Money is the key to the solution of our economic and many of our social problems. Our health care system has been undermined by a lack of money. Our public education system has been under attack due to insufficient money. Our environment has been neglected as a result of underfunding and the list goes on and on to include research and development, the arts, including the CBC, the armed forces and just about every service we have come to expect from government.
Why isn't there enough money? That is the $64 billion dollar question and unless you know the answer it is impossible to understand how we got into the present mess and how to get out of it and build a really just society. Unfortunately, only about one person in every hundred knows what money is and where it comes from. No wonder we have problems with debt and high taxes.
When money is one of the subjects that people talk about most often, you might assume that they know everything there is to know about it. Unfortunately, that is not so. Adolescents know where babies come from, but only about one adult in every hundred knows what money is and where it comes from.
In the course of research for Surviving the Global Financial Crisis, a book on the subject, I did an unofficial poll of more than 100 of my friends and acquaintances. The sample included newspaper publishers, editors-in-chief, financial writers and a whole range of professional and business people -- all solid citizens. As incredible as it may seem, there was not one person who had what you might call a working knowledge of the monetary system. Yet these are the very people who advise governments on what they should do.
To begin with, my friends were uncomfortable with the question. When pressed, in a friendly way, they said the federal government prints the money. When I asked what percentage of new money the federal government prints, the guesses ranged from a low of 60 per cent to a high of 100 per cent. It that were so, it would be a very different system and we wouldn't have all the problems with deficits, debt and high taxes that we have had.
In fact, nearly all of the new money created each year is created by the private banks. Banks manufacture money. As Graham Towers, the first and, in my opinion, the brightest governor of the Bank of Canada said, "that is their business. Banks manufacture money the way steel companies manufacture steel."
They don't actually print it, as they did before the Bank of Canada was given exclusive responsibility for currency; they just create it out of thin air (subject to a small capital requirement of around 5%) every time they make a new loan. You go to the bank to borrow money, provide adequate collateral, sign a note and, presto, new money is created. All it takes is a tap on the computer. Call it "printing", manufacturing or creating new money, it's all the same. The banks add to the money supply when they make new loans and "destroy" money (reduce the money supply) whenever they call a loan.

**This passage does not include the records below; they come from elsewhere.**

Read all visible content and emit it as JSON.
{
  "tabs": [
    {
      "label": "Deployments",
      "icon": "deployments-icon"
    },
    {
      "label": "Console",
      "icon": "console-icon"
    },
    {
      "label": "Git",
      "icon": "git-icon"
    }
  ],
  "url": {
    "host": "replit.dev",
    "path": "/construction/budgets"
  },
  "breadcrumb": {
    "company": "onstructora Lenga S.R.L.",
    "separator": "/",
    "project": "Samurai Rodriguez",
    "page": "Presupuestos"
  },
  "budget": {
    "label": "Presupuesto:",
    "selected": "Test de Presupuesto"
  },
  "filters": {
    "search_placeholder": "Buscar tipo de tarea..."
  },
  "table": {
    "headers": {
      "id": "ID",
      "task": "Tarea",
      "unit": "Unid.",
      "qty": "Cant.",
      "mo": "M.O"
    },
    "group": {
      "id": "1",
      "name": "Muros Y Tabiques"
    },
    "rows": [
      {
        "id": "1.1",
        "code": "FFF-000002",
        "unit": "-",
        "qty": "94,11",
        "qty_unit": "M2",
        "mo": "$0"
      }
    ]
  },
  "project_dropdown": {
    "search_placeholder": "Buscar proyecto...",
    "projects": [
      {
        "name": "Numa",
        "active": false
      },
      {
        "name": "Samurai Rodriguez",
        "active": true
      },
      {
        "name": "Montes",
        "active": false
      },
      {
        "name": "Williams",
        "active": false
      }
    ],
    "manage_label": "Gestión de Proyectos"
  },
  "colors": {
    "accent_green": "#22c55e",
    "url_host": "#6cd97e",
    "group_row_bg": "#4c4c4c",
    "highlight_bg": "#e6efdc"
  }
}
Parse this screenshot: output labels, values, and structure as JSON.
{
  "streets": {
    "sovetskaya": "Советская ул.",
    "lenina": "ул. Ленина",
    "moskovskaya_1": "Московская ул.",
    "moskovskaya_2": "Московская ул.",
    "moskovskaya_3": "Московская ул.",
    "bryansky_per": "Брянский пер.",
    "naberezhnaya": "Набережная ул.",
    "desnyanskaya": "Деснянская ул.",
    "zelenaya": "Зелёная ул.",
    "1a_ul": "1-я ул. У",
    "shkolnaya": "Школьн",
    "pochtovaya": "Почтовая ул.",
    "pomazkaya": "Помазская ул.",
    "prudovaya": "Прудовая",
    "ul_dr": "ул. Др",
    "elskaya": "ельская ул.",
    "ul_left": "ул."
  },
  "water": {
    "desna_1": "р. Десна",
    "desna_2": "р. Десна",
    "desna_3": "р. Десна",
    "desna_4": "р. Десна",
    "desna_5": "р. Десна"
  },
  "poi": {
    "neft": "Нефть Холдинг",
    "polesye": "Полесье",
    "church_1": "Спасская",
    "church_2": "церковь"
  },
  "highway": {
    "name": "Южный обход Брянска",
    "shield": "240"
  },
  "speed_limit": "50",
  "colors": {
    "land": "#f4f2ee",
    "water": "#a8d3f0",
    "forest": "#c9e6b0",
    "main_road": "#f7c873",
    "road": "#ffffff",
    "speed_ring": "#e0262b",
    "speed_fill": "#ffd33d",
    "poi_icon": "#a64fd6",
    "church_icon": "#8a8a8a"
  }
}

A principal problem of letting private banks create nearly all new money is that it is all created as debt. Furthermore, it is debt on which interest has to be paid. So if nearly all new money is created as debt on which interest has to be paid, and no one creates any money with which to pay the interest, what has to be done? We have to borrow more in order to pay the interest on what we already owe and go deeper and deeper into debt.
That is the reason most countries are so far in debt. It is not primarily the extravagant spending of succeeding generations of politicians, although some of them have been less than prudent on occasion. It is the fact that for 200 years, nearly all new money has been created as debt - debt that can never be paid off and can only be dramatically reduced by another crash similar to the one in 1929.
Insisting that federal governments operate their budgets like household budgets only makes matters worse instead of better. This was the advice the "experts" - the economists, bankers, business tycoons and editorial writers - gave in 1932. They said: "Reduce your deficits and balance your budgets." Sound familiar? Politicians accepted their advice and the result was seven more years of massive unemployment and despondency.
It was only in 1939 when World War II broke out, and governments started letting contracts for ships and planes and guns, that jobs were created and the economy grew to its maximum potential.
This was made financially possible when The Bank of Canada entered the money-creation business in a major way. At one time it created more than half of all the new money. It was a process that allowed us to escape the Depression, finance the Second World War, and lay the foundation for the best 25 years Western capitalism has ever known.
In 1974, however, the Bank of Canada abandoned the system that had worked so well for all Canadians and reverted to the one in effect in the Dirty Thirties when the private banks had a monopoly on money creation. The immediate effect was what Montreal economist Pierre Fortin called the "Great Canadian Slump" with its consequent high level of unemployment.
Even more frightening is the fact that Canada, along with the rest of the Western world has reverted to the volatile, pre-depression, boom-bust system with all its fears and uncertainties. The only hope is for Canada and other countries to abandon the race to a globalized financial system, take back control of its currency and use the Bank of Canada creatively to restore the freedom from want and fear that men and women fought and died for.
(For a much more comprehensive view of monetary history and policy you might find one of my books, Funny Money; A Common Sense Alternative to Mainline Economics, or Surviving the Global Financial Crisis; the Economics of Hope for Generation X, or Stop:Think, an overview of global financial institutions, useful.)
By Paul Hellyer